Work Ethic: Which work ethic picture fits you and your company? The traditional 8 to 5+ nose down ass up work ethic or the dolphin work ethic? Let's build a picture of understanding of both and then compare.
Conway Management has tracked traditional work behaviour in more
than 1,000 corporations. This picture of understanding has emerged from their
Companies do all kinds of things that are counterproductive. They form strategic alliances that fail, re-engineer themselves into a mud hole and put people in wrong positions, to name a few. Think of all the extra time, money and effort needed to cover these costs.
What is the dolphin work ethic? Research on dolphins shows they are very efficient athletes and hunters. In fact, they are so efficient at finding food and converting it to energy that they have lots of time to play. And even while they are playing, swimming in your bow wave, they are developing their athletic skills even further, which improves their hunting skills that much more.
Wouldn’t you love to swim with the dolphins? You can. Rather than do something

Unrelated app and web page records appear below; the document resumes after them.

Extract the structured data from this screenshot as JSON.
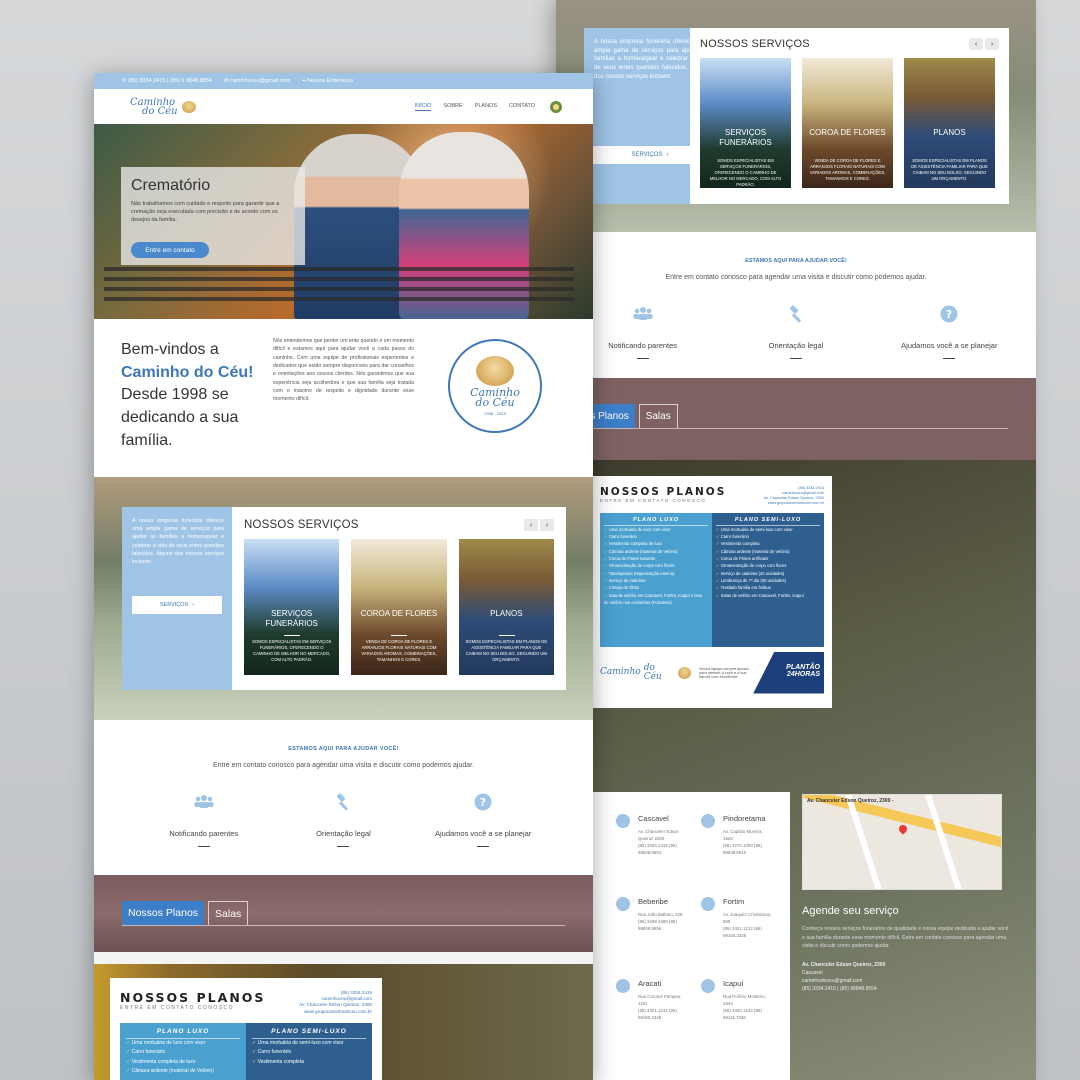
{
  "topbar": {
    "phones": "(85) 3334.2415 | (85) 9 9848.8854",
    "email": "caminhoceu@gmail.com",
    "location": "Nossos Endereços"
  },
  "nav": {
    "logo_line1": "Caminho",
    "logo_line2": "do Céu",
    "items": [
      "INÍCIO",
      "SOBRE",
      "PLANOS",
      "CONTATO"
    ]
  },
  "hero": {
    "title": "Crematório",
    "text": "Não trabalhamos com cuidado e respeito para garantir que a cremação seja executada com precisão e de acordo com os desejos da família.",
    "cta": "Entre em contato"
  },
  "welcome": {
    "heading_pre": "Bem-vindos a",
    "heading_brand": "Caminho do Céu!",
    "heading_post": "Desde 1998 se dedicando a sua família.",
    "text": "Nós entendemos que perder um ente querido é um momento difícil e estamos aqui para ajudar você a cada passo do caminho. Com uma equipe de profissionais experientes e dedicados que estão sempre disponíveis para dar conselhos e orientações aos nossos clientes. Nós garantimos que sua experiência seja acolhedora e que sua família seja tratada com o máximo de respeito e dignidade durante esse momento difícil.",
    "seal_line1": "Caminho",
    "seal_line2": "do Céu",
    "seal_years": "1998 - 2023"
  },
  "services": {
    "side_text": "A nossa empresa funerária oferece uma ampla gama de serviços para ajudar as famílias a homenagear e celebrar a vida de seus entes queridos falecidos. Alguns dos nossos serviços incluem:",
    "side_button": "SERVIÇOS",
    "title": "NOSSOS SERVIÇOS",
    "prev": "‹",
    "next": "›",
    "tiles": [
      {
        "title": "SERVIÇOS FUNERÁRIOS",
        "desc": "SOMOS ESPECIALISTAS EM SERVIÇOS FUNERÁRIOS, OFERECENDO O CAMINHO DE MELHOR NO MERCADO, COM ALTO PADRÃO."
      },
      {
        "title": "COROA DE FLORES",
        "desc": "VENDA DE COROA DE FLORES E ARRANJOS FLORAIS NATURAIS COM VARIADOS AROMAS, COMBINAÇÕES, TAMANHOS E CORES."
      },
      {
        "title": "PLANOS",
        "desc": "SOMOS ESPECIALISTAS EM PLANOS DE ASSISTÊNCIA FAMILIAR PARA QUE CAIBAM NO SEU BOLSO, SEGUINDO UM ORÇAMENTO."
      }
    ]
  },
  "help": {
    "kicker": "ESTAMOS AQUI PARA AJUDAR VOCÊ!",
    "sub": "Entre em contato conosco para agendar uma visita e discutir como podemos ajudar.",
    "features": [
      "Notificando parentes",
      "Orientação legal",
      "Ajudamos você a se planejar"
    ]
  },
  "plans_tabs": [
    "Nossos Planos",
    "Salas"
  ],
  "plans_card": {
    "title": "NOSSOS PLANOS",
    "subtitle": "ENTRE EM CONTATO CONOSCO",
    "phone": "(85) 3334.2415",
    "email": "caminhoceu@gmail.com",
    "address": "Av. Chanceler Edson Queiroz, 2300",
    "site": "www.grupocaminhodoceu.com.br",
    "luxo_title": "PLANO LUXO",
    "semi_title": "PLANO SEMI-LUXO",
    "luxo_items": [
      "Urna mortuária de luxo com visor",
      "Carro funerário",
      "Vestimenta completa de luxo",
      "Câmara ardente (material de Velório)",
      "Coroa de Flores naturais",
      "Ornamentação de corpo com flores",
      "Tanatopraxia (Higienização interna)",
      "Serviço de cadeiras",
      "Cortejo de Óbito",
      "Sala de velório em Cascavel, Fortim, Icapuí e taxa de velório nos cemitérios (Fortaleza)"
    ],
    "semi_items": [
      "Urna mortuária de semi-luxo com visor",
      "Carro funerário",
      "Vestimenta completa",
      "Câmara ardente (material de Velório)",
      "Coroa de Flores artificiais",
      "Ornamentação de corpo com flores",
      "Serviço de cadeiras (20 unidades)",
      "Lembrança de 7º dia (50 unidades)",
      "Traslado família em ônibus",
      "Salas de velório em Cascavel, Fortim, Icapuí"
    ],
    "footer_note": "Nossa equipe sempre aposta para atender a você e a sua família com excelência",
    "plantao": "PLANTÃO",
    "hours": "24HORAS"
  },
  "locations": [
    {
      "city": "Cascavel",
      "addr": "Av. Chanceler Edson Queiroz 2300",
      "phones": "(85) 3334.2415 (85) 98848.8854"
    },
    {
      "city": "Pindoretama",
      "addr": "Av. Capitão Moreira, 1526",
      "phones": "(85) 3275.1000 (85) 98848.8610"
    },
    {
      "city": "Beberibe",
      "addr": "Rua João Balbino, 228",
      "phones": "(85) 3338.1588 (85) 98848.8856"
    },
    {
      "city": "Fortim",
      "addr": "Av. Joaquim Crisóstomo, 865",
      "phones": "(85) 3421.1212 (85) 99150.3325"
    },
    {
      "city": "Aracati",
      "addr": "Rua Coronel Pompeu, 1191",
      "phones": "(85) 3421.1212 (85) 99150.3325"
    },
    {
      "city": "Icapuí",
      "addr": "Rua Porfírio Monteiro, 1544",
      "phones": "(85) 3432.1244 (85) 99116.7268"
    }
  ],
  "map": {
    "label": "Av. Chanceler Edson Queiroz, 2300 -"
  },
  "agende": {
    "title": "Agende seu serviço",
    "text": "Conheça nossos serviços funerários de qualidade e nossa equipe dedicada a ajudar você e sua família durante esse momento difícil. Entre em contato conosco para agendar uma visita e discutir como podemos ajudar.",
    "addr1": "Av. Chanceler Edson Queiroz, 2300",
    "addr2": "Cascavel",
    "email": "caminhodoceu@gmail.com",
    "phones": "(85) 3334.2415 | (85) 98848.8554"
  },
  "colors": {
    "primary": "#3d77b8",
    "accent_light": "#9fc4e6",
    "band": "#7a5d5d"
  }
}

counterproductive, go play. If in doubt, go play. Don’t feel guilty, go play.
Improve your eye-hand co-ordination, practice your presentation skills, build
a picture of understanding. Here’s an example from Whirlpool.
Managing Skills for Relevance: What good are formal credentials or technical skills if they don’t increase throughput? In assessing the cells of your living company, ask these questions: How does this skill or that training improve the company’s behaviour and economic performance? What is the best way to quantify that? Relevancy-based “behaviour-nomic” descriptions of skills and jobs create pictures of understanding that benefit everyone, and are a significant improvement over medieval measures.
“Behaviour-nomic” descriptions make the idea of in-house Yellow Pages a powerful application. You could produce maps that show where the knowledge is located – in whose heads, for example.
Managing Information: Beware of information overload -- it’s counterproductive. You and your employees need relevant information precisely when you want it. Pictures of understanding boosts executive productivity and slashes work stress by giving you the relevant information you need, when you need it.
To implement the techniques and concepts I’ve been talking about here, you can start by learning more about the Relevancy Systems concept and building a Relevancy model. Use it as a communication tool to test ideas for user relevance and to get a good feel for overall potential. Talk with your colleagues about the dolphin work ethic and how it might fit in.
Relevancy Systems believes in training in XYZ Relevancy techniques as people do their work -- for example, when they prepare to negotiate or write agreements -- and adding tools and techniques to complement your business system as they become necessary.
Relevancy Systems -- Quality Pictures of Understanding
Books the company recommends:
Have a question or comment? Contact Bill-Fisher@RelevancySystems.Com